(Items listed in a dataset)
_ _ _ _ _ _ _
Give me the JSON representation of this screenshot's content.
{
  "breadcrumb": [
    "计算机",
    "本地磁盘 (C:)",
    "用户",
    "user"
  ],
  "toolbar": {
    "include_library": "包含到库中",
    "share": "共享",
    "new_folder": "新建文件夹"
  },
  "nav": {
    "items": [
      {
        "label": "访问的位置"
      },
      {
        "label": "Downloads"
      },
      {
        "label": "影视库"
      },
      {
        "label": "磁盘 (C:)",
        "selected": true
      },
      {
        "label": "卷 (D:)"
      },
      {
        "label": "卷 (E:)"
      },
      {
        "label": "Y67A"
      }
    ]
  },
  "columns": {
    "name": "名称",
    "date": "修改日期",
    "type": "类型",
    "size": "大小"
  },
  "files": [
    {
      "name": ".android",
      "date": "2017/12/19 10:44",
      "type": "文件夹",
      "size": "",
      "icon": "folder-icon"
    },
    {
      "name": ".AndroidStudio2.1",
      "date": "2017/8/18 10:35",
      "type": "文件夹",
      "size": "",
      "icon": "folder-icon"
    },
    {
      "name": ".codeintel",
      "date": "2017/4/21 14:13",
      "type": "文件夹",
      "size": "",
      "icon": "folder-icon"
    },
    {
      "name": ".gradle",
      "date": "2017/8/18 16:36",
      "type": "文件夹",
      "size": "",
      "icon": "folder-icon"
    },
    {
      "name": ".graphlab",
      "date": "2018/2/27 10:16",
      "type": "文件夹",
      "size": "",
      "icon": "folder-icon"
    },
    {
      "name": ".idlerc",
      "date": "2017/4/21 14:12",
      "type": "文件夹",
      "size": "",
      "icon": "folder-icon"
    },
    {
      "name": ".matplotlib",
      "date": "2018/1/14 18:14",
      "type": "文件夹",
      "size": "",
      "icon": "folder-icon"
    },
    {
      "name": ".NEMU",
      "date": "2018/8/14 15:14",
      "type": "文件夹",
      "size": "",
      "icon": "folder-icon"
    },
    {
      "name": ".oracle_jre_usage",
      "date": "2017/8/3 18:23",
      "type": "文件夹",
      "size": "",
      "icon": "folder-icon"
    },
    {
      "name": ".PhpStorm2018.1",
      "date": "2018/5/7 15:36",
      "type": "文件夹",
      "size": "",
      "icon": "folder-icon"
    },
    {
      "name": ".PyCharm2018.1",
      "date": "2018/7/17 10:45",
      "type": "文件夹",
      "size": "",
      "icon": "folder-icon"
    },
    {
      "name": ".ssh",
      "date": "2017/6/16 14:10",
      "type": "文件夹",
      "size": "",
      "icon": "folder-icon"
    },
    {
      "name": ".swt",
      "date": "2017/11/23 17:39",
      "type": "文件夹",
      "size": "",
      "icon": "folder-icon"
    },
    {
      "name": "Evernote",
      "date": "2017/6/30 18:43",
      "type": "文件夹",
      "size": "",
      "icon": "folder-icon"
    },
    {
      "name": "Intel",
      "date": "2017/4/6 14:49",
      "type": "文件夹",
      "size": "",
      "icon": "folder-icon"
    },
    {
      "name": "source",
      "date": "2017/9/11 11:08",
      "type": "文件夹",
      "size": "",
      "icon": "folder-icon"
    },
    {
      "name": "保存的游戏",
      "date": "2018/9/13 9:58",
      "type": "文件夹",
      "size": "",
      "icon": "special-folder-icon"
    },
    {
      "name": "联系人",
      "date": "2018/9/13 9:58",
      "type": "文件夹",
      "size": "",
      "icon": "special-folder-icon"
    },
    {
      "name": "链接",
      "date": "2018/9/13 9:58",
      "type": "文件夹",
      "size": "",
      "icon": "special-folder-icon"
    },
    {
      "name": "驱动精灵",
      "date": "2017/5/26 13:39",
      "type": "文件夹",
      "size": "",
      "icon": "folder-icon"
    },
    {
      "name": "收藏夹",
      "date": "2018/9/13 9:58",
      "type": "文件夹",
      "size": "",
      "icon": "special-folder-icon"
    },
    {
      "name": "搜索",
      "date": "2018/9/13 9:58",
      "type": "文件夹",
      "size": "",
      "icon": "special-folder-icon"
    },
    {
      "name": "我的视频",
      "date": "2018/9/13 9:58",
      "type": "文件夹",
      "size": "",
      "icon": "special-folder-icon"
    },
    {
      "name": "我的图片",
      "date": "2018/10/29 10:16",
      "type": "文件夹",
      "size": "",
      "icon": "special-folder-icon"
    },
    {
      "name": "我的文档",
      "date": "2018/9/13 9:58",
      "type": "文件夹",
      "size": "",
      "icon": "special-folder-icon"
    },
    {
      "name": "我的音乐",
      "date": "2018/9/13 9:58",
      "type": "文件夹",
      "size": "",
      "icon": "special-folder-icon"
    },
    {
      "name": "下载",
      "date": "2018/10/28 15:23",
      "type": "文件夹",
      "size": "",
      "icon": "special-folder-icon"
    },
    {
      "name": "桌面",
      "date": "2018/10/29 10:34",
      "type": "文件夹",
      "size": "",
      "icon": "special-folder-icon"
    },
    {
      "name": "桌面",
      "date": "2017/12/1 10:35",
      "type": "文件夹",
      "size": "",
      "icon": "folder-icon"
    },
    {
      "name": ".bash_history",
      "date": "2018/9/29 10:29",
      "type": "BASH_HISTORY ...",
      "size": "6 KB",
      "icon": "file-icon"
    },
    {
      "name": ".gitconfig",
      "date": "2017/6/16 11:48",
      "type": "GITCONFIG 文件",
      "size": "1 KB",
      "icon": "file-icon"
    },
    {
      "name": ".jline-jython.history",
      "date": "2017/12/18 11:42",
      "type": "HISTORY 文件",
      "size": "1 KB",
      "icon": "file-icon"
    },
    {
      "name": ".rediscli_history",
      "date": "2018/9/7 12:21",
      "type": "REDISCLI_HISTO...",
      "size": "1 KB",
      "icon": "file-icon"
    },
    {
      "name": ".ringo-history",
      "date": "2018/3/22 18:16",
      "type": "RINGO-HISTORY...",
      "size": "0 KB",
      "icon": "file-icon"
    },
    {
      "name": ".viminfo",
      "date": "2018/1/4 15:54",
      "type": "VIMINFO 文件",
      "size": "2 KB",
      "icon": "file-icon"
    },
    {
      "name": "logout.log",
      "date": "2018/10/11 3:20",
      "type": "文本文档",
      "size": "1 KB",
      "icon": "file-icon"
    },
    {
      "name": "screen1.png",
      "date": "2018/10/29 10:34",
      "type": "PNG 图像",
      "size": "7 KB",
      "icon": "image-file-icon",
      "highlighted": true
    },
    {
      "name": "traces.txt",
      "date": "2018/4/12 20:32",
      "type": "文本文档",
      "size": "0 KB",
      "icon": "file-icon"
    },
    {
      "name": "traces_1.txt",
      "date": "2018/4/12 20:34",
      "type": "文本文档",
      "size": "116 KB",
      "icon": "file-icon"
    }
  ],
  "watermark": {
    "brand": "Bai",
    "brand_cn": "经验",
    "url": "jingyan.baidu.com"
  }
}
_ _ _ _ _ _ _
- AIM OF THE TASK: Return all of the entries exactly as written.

- TASK OUTPUT:
Give me the JSON representation of this screenshot's content.
{
  "breadcrumb": [
    "计算机",
    "本地磁盘 (C:)",
    "用户",
    "user"
  ],
  "toolbar": {
    "include_library": "包含到库中",
    "share": "共享",
    "new_folder": "新建文件夹"
  },
  "nav": {
    "items": [
      {
        "label": "访问的位置"
      },
      {
        "label": "Downloads"
      },
      {
        "label": "影视库"
      },
      {
        "label": "磁盘 (C:)",
        "selected": true
      },
      {
        "label": "卷 (D:)"
      },
      {
        "label": "卷 (E:)"
      },
      {
        "label": "Y67A"
      }
    ]
  },
  "columns": {
    "name": "名称",
    "date": "修改日期",
    "type": "类型",
    "size": "大小"
  },
  "files": [
    {
      "name": ".android",
      "date": "2017/12/19 10:44",
      "type": "文件夹",
      "size": "",
      "icon": "folder-icon"
    },
    {
      "name": ".AndroidStudio2.1",
      "date": "2017/8/18 10:35",
      "type": "文件夹",
      "size": "",
      "icon": "folder-icon"
    },
    {
      "name": ".codeintel",
      "date": "2017/4/21 14:13",
      "type": "文件夹",
      "size": "",
      "icon": "folder-icon"
    },
    {
      "name": ".gradle",
      "date": "2017/8/18 16:36",
      "type": "文件夹",
      "size": "",
      "icon": "folder-icon"
    },
    {
      "name": ".graphlab",
      "date": "2018/2/27 10:16",
      "type": "文件夹",
      "size": "",
      "icon": "folder-icon"
    },
    {
      "name": ".idlerc",
      "date": "2017/4/21 14:12",
      "type": "文件夹",
      "size": "",
      "icon": "folder-icon"
    },
    {
      "name": ".matplotlib",
      "date": "2018/1/14 18:14",
      "type": "文件夹",
      "size": "",
      "icon": "folder-icon"
    },
    {
      "name": ".NEMU",
      "date": "2018/8/14 15:14",
      "type": "文件夹",
      "size": "",
      "icon": "folder-icon"
    },
    {
      "name": ".oracle_jre_usage",
      "date": "2017/8/3 18:23",
      "type": "文件夹",
      "size": "",
      "icon": "folder-icon"
    },
    {
      "name": ".PhpStorm2018.1",
      "date": "2018/5/7 15:36",
      "type": "文件夹",
      "size": "",
      "icon": "folder-icon"
    },
    {
      "name": ".PyCharm2018.1",
      "date": "2018/7/17 10:45",
      "type": "文件夹",
      "size": "",
      "icon": "folder-icon"
    },
    {
      "name": ".ssh",
      "date": "2017/6/16 14:10",
      "type": "文件夹",
      "size": "",
      "icon": "folder-icon"
    },
    {
      "name": ".swt",
      "date": "2017/11/23 17:39",
      "type": "文件夹",
      "size": "",
      "icon": "folder-icon"
    },
    {
      "name": "Evernote",
      "date": "2017/6/30 18:43",
      "type": "文件夹",
      "size": "",
      "icon": "folder-icon"
    },
    {
      "name": "Intel",
      "date": "2017/4/6 14:49",
      "type": "文件夹",
      "size": "",
      "icon": "folder-icon"
    },
    {
      "name": "source",
      "date": "2017/9/11 11:08",
      "type": "文件夹",
      "size": "",
      "icon": "folder-icon"
    },
    {
      "name": "保存的游戏",
      "date": "2018/9/13 9:58",
      "type": "文件夹",
      "size": "",
      "icon": "special-folder-icon"
    },
    {
      "name": "联系人",
      "date": "2018/9/13 9:58",
      "type": "文件夹",
      "size": "",
      "icon": "special-folder-icon"
    },
    {
      "name": "链接",
      "date": "2018/9/13 9:58",
      "type": "文件夹",
      "size": "",
      "icon": "special-folder-icon"
    },
    {
      "name": "驱动精灵",
      "date": "2017/5/26 13:39",
      "type": "文件夹",
      "size": "",
      "icon": "folder-icon"
    },
    {
      "name": "收藏夹",
      "date": "2018/9/13 9:58",
      "type": "文件夹",
      "size": "",
      "icon": "special-folder-icon"
    },
    {
      "name": "搜索",
      "date": "2018/9/13 9:58",
      "type": "文件夹",
      "size": "",
      "icon": "special-folder-icon"
    },
    {
      "name": "我的视频",
      "date": "2018/9/13 9:58",
      "type": "文件夹",
      "size": "",
      "icon": "special-folder-icon"
    },
    {
      "name": "我的图片",
      "date": "2018/10/29 10:16",
      "type": "文件夹",
      "size": "",
      "icon": "special-folder-icon"
    },
    {
      "name": "我的文档",
      "date": "2018/9/13 9:58",
      "type": "文件夹",
      "size": "",
      "icon": "special-folder-icon"
    },
    {
      "name": "我的音乐",
      "date": "2018/9/13 9:58",
      "type": "文件夹",
      "size": "",
      "icon": "special-folder-icon"
    },
    {
      "name": "下载",
      "date": "2018/10/28 15:23",
      "type": "文件夹",
      "size": "",
      "icon": "special-folder-icon"
    },
    {
      "name": "桌面",
      "date": "2018/10/29 10:34",
      "type": "文件夹",
      "size": "",
      "icon": "special-folder-icon"
    },
    {
      "name": "桌面",
      "date": "2017/12/1 10:35",
      "type": "文件夹",
      "size": "",
      "icon": "folder-icon"
    },
    {
      "name": ".bash_history",
      "date": "2018/9/29 10:29",
      "type": "BASH_HISTORY ...",
      "size": "6 KB",
      "icon": "file-icon"
    },
    {
      "name": ".gitconfig",
      "date": "2017/6/16 11:48",
      "type": "GITCONFIG 文件",
      "size": "1 KB",
      "icon": "file-icon"
    },
    {
      "name": ".jline-jython.history",
      "date": "2017/12/18 11:42",
      "type": "HISTORY 文件",
      "size": "1 KB",
      "icon": "file-icon"
    },
    {
      "name": ".rediscli_history",
      "date": "2018/9/7 12:21",
      "type": "REDISCLI_HISTO...",
      "size": "1 KB",
      "icon": "file-icon"
    },
    {
      "name": ".ringo-history",
      "date": "2018/3/22 18:16",
      "type": "RINGO-HISTORY...",
      "size": "0 KB",
      "icon": "file-icon"
    },
    {
      "name": ".viminfo",
      "date": "2018/1/4 15:54",
      "type": "VIMINFO 文件",
      "size": "2 KB",
      "icon": "file-icon"
    },
    {
      "name": "logout.log",
      "date": "2018/10/11 3:20",
      "type": "文本文档",
      "size": "1 KB",
      "icon": "file-icon"
    },
    {
      "name": "screen1.png",
      "date": "2018/10/29 10:34",
      "type": "PNG 图像",
      "size": "7 KB",
      "icon": "image-file-icon",
      "highlighted": true
    },
    {
      "name": "traces.txt",
      "date": "2018/4/12 20:32",
      "type": "文本文档",
      "size": "0 KB",
      "icon": "file-icon"
    },
    {
      "name": "traces_1.txt",
      "date": "2018/4/12 20:34",
      "type": "文本文档",
      "size": "116 KB",
      "icon": "file-icon"
    }
  ],
  "watermark": {
    "brand": "Bai",
    "brand_cn": "经验",
    "url": "jingyan.baidu.com"
  }
}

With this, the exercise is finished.